◆ **MATERIAL SHOWN**
____

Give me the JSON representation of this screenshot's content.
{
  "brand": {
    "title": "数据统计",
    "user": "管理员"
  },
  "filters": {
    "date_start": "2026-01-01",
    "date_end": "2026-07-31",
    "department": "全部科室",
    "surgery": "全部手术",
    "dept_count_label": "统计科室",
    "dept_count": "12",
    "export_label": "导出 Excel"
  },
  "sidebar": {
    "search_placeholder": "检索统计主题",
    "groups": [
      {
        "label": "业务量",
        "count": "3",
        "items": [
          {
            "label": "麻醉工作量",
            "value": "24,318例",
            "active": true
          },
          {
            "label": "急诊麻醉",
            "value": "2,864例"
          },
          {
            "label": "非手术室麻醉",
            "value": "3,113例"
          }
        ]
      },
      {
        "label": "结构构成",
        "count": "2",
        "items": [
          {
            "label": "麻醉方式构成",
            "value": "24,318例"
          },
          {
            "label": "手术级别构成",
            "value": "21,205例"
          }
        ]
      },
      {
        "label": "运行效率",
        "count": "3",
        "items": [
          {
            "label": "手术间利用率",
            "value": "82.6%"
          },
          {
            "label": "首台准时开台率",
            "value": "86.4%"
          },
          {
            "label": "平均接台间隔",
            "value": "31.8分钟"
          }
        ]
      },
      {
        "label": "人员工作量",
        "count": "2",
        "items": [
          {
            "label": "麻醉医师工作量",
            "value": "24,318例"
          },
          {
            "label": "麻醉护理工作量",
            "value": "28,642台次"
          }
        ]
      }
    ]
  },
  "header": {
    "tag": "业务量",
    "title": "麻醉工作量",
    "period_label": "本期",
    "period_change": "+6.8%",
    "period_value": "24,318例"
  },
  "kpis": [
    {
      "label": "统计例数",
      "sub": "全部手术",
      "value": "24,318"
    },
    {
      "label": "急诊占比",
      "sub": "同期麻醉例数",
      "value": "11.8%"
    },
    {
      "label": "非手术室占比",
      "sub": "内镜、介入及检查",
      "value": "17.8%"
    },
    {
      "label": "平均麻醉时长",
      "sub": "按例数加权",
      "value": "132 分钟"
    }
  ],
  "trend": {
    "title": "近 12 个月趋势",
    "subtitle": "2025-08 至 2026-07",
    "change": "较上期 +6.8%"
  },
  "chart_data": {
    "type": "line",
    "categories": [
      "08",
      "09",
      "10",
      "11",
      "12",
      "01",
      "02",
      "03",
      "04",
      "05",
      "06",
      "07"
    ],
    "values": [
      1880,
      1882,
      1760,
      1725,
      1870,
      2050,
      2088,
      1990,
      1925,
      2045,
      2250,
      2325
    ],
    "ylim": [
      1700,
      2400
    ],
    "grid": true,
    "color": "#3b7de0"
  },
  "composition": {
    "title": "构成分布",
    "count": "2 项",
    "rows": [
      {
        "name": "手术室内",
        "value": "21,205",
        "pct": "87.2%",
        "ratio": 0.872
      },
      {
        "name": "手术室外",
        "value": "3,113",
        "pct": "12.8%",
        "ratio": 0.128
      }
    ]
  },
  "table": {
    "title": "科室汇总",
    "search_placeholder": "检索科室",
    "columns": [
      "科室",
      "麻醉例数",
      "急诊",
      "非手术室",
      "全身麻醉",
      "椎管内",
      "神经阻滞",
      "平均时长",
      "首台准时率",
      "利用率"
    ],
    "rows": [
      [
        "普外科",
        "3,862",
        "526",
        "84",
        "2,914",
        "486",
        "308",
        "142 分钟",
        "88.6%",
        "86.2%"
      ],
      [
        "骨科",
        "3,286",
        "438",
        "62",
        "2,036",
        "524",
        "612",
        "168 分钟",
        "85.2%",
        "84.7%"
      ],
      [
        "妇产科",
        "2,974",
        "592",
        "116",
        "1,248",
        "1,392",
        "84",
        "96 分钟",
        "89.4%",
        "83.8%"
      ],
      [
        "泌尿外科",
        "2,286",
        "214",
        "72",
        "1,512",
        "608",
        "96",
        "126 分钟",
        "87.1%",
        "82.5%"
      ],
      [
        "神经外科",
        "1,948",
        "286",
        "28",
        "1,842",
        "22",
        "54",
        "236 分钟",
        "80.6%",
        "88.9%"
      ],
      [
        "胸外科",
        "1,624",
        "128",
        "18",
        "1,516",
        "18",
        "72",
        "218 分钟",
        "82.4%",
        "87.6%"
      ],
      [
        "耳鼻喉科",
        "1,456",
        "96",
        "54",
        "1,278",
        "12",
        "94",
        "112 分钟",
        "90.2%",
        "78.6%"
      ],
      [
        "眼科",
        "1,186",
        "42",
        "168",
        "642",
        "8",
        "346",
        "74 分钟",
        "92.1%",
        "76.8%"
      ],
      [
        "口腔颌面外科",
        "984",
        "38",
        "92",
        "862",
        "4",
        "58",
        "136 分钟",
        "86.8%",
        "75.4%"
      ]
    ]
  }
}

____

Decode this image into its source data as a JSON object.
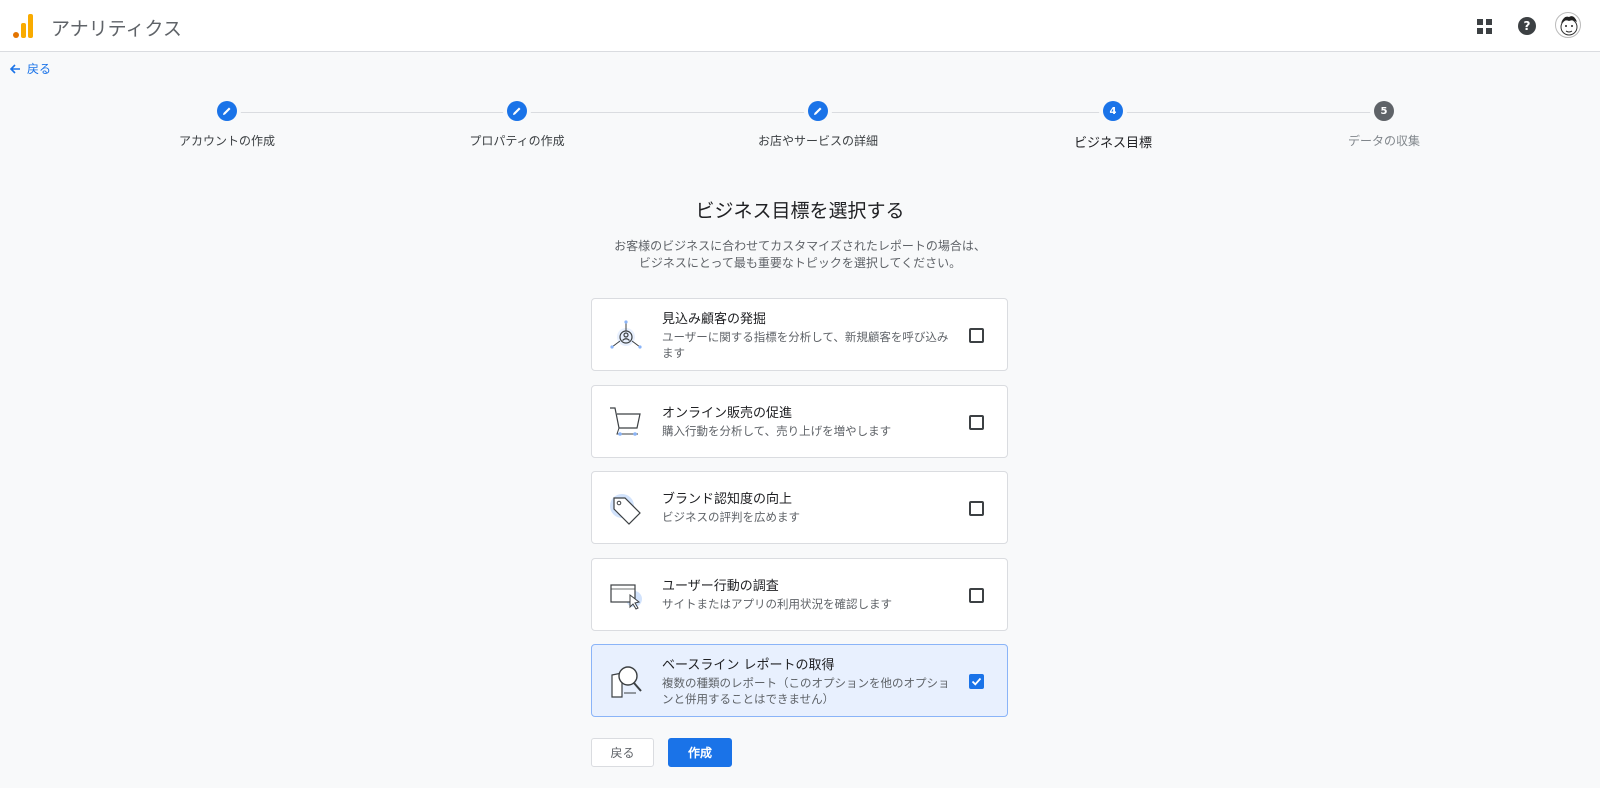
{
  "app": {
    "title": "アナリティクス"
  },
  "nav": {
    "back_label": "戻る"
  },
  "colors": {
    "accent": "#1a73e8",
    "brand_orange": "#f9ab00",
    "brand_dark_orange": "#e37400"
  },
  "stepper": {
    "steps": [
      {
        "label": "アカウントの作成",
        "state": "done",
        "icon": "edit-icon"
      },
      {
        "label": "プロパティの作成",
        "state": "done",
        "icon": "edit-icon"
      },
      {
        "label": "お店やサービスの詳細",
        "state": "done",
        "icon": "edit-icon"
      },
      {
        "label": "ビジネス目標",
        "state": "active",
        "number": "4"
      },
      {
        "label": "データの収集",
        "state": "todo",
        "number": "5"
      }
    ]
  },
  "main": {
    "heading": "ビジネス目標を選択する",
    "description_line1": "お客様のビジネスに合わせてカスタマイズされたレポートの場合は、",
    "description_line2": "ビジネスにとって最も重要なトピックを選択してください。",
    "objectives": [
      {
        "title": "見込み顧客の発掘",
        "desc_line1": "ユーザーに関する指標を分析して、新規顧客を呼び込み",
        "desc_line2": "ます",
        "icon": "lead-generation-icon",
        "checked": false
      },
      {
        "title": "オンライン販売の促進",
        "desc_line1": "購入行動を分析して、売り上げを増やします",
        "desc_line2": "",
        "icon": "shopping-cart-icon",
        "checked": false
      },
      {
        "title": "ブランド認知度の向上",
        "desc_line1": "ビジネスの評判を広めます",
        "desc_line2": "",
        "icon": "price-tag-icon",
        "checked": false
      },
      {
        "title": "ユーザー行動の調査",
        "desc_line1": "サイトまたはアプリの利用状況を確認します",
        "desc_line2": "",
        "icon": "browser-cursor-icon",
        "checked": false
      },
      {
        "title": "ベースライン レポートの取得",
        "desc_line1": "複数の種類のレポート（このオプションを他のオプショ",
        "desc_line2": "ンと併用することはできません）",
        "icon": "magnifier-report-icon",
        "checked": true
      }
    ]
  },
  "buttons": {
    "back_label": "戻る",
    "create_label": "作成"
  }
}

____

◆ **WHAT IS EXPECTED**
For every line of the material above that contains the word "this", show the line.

◆ **ANSWER FOR THE TASK**
Give me the JSON representation of this screenshot's content.
Decode this image into its source data as a JSON object.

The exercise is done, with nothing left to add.